FORTUNE -- Conrad Black, the former Hollinger executive who was convicted of defrauding shareholders in 2007, was released from jail on Wednesday after a friend posted a $2 million bond. I'm happy Conrad Black is free while he awaits his appeal. Seriously. We're practically one and the same. I've missed him.
For one, we're both Canadian. Or at least we were at one point -- he ditched his citizenship a while back. Anyway, we grew up in nearly the same Toronto neighborhood -- he in the Bridal Path enclave, me in the nearby (and demonstrably more common) suburb of Don Mills.
We both took similar career trajectories. Both Conrad and I pursued journalism after a fit and start or two. The difference is that Conrad went for the business side approach with his long-time partner David Radler and bought up papers across Canada and then beyond. My first job in journalism was at the newsletter Derivatives Week. Close enough. After about 12 years of working for others, though, I became a businessman in my own right, launching Sad Eyed Lady, my own journalism outfit. What's that, you say? Merely an accounting entity created to address certain tax-related issues I deal with as a writer. Conrad knows all about that.
We both forsook Canada. Like many of his generation, Conrad Black is an anglophile, the type for whom the approval of the London crowd ranked above all. He bought the London Telegraph to get into that game, for God's sake. He had the House of Lords make him one of their own by naming him Lord Black of Crossharbour, which is actually the name of a subway station. He moved there with his pneumatic wife, the overly caustic columnist Barbara Amiel, to mix among the great and good. I didn't move there, but my brother did. I moved to New York. Again, close enough.
We've both been "confined" in the United States. Once upon the time, I had an immigration visa problem, and couldn't leave the U.S. for a period of time. Ask any of your immigrant friends -- this is not unusual. So I was, in effect, a prisoner of this country. Obviously, Conrad has been one as well, in a more literal sense. Anyway, it's all been sorted out for me. I met the love of my life, got married, and became an American citizen. Conrad seems halfway to sorting out his own issues, but he can't leave this country because he's only out on bail. He's literally a man without a state. So we're both Americans now, in a sense.

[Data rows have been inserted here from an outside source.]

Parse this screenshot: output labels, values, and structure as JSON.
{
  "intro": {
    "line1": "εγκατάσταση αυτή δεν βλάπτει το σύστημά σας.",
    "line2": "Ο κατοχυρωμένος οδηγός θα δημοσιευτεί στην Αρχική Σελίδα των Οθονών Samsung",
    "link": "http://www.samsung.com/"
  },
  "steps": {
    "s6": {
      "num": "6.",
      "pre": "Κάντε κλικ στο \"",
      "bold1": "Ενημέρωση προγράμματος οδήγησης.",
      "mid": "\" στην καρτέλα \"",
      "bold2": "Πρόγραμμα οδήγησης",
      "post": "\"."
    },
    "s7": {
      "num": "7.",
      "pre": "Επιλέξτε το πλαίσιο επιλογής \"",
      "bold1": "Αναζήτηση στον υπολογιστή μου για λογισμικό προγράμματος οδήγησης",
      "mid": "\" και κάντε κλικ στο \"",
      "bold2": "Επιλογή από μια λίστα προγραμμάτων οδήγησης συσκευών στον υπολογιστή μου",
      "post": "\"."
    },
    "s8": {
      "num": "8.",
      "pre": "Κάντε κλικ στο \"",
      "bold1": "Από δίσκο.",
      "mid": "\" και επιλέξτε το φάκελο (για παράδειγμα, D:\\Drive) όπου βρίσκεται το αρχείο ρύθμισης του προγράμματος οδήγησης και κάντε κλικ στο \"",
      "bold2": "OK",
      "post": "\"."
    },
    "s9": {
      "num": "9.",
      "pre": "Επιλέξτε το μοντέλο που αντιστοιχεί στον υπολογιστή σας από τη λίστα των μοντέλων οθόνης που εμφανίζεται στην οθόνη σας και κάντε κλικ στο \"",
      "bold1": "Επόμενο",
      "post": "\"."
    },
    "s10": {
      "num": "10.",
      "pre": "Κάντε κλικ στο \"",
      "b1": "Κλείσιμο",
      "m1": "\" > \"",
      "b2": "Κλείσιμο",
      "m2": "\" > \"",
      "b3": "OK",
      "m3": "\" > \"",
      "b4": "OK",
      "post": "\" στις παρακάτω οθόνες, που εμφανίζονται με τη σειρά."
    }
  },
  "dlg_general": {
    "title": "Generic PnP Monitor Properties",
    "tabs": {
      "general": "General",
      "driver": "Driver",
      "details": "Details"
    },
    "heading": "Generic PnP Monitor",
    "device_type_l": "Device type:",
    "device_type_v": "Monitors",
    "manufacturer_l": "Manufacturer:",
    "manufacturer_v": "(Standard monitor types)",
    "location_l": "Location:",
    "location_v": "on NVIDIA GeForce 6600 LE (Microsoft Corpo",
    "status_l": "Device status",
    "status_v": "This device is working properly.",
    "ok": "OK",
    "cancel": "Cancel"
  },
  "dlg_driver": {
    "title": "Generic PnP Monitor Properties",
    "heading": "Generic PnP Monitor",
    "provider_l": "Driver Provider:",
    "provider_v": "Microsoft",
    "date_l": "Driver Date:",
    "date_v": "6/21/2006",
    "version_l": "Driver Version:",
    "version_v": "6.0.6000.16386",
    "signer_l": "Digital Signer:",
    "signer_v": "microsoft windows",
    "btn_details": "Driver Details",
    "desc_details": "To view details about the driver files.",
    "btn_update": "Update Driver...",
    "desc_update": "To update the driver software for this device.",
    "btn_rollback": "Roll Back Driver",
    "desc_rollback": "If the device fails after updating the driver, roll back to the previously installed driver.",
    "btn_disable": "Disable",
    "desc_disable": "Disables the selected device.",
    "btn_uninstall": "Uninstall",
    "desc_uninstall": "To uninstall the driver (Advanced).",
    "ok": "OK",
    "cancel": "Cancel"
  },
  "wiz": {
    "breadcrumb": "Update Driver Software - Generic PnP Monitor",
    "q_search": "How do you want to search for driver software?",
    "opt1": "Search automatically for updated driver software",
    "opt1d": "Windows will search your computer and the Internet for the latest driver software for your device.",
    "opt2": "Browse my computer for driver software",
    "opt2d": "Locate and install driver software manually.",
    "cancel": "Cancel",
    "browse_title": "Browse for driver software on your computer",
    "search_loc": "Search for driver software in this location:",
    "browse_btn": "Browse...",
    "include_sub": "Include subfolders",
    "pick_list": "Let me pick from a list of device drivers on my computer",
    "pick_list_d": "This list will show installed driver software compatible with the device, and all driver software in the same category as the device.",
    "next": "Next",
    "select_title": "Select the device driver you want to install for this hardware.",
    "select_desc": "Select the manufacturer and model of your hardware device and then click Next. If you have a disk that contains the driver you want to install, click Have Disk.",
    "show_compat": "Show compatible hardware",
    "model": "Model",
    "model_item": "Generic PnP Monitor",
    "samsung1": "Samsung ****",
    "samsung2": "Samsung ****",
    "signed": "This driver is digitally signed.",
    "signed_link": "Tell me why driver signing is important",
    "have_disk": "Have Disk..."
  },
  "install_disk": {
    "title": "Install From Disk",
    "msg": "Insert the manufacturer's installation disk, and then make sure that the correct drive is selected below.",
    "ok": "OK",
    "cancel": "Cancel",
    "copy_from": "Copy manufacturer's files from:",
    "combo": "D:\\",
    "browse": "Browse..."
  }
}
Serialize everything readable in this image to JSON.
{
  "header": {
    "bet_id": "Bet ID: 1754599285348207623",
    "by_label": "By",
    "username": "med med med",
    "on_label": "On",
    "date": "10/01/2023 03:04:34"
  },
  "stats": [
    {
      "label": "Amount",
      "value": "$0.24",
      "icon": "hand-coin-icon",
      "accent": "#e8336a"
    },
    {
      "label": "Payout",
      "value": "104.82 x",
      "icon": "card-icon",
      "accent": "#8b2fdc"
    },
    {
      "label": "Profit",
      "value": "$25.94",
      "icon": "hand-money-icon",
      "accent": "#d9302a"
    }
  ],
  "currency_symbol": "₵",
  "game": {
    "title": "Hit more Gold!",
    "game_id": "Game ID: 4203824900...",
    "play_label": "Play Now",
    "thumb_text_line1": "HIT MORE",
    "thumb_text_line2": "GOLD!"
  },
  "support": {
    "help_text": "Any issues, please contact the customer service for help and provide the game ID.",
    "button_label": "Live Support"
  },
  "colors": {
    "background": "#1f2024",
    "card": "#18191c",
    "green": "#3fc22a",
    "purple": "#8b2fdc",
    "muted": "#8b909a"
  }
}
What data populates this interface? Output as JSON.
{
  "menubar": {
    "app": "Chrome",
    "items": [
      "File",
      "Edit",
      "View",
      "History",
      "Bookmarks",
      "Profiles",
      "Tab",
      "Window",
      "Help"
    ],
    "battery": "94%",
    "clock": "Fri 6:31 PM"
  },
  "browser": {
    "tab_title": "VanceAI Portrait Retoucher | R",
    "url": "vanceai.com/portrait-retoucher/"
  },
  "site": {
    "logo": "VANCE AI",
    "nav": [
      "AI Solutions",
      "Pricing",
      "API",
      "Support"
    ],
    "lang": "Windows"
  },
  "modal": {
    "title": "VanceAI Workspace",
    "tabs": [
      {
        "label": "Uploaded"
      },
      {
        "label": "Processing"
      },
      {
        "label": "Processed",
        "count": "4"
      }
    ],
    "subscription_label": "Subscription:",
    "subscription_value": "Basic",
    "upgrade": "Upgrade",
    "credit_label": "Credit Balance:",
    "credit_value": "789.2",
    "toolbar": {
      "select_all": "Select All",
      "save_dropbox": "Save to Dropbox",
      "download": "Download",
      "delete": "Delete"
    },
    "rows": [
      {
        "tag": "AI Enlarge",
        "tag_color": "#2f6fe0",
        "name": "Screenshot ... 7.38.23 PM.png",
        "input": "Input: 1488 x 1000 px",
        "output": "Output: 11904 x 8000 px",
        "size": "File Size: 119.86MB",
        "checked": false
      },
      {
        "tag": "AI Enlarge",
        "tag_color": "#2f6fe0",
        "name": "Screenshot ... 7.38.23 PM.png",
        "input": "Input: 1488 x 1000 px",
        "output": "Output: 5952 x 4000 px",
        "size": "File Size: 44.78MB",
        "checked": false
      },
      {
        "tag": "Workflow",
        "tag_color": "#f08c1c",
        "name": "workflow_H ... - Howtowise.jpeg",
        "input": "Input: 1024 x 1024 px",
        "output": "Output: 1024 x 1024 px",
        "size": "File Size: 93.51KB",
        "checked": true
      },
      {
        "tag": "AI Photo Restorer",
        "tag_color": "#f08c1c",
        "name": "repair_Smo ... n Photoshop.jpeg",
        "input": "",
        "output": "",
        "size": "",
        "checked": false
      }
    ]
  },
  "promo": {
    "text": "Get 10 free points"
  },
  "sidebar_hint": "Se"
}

We're both biographers. Conrad has written some impressive biographies, his most recent being Franklin Delano Roosevelt: Champion of Freedom. I'm newer to the game than he is, having written just one: Last Man Standing: The Ascent of Jamie Dimon and JPMorgan Chase. But I bet mine sold more copies.
We also both like to write about Conrad Black. Black published his mid-life autobiography A Life In Progress in 1993. Ten years later, I wrote a piece about him in Vanity Fair called "The Man Who Wanted More." Shortly after that, I wrote "The Black Watch," a piece for Canada's National Post Business magazine for which I won two Canadian national magazine awards. Thanks, Conrad!
So, as you can see, we're pretty much blood brothers, which is why I am excited he's being released from jail. This despite that the release has been based on a legal technicality that does nothing to negate the fact that he and David Radler were convicted of systematically looting their company, Hollinger, over a period of years.
And this is written in utmost sincerity: while I could do without Amiel's reliably neocon, pseudo-intellectual, or totally irrelevant ripostes, Conrad Black is of far more value to the media world out of prison than within. He is a true man of letters -- Black's erudition has never been in doubt -- and his prison writings have lacked the verve of his freedom-based prose. So please, Conrad, start writing again. And do show us your prison scribblings. They're certain to be more interesting than Lindsay Lohan's will be.
Here's the bad news: I ran into Conrad Black on the steps of a hotel in Palm Beach a few years back. He was just about to go to prison. He didn't recognize me at first, but once I'd introduced myself ("It's nice to finally put a face to a name," he said) he told me that he planned to sue every single person who had maligned him once he proved that the accusations about him stealing from the company till were incorrect. He's out of jail now, which means he may have some plans in that regard.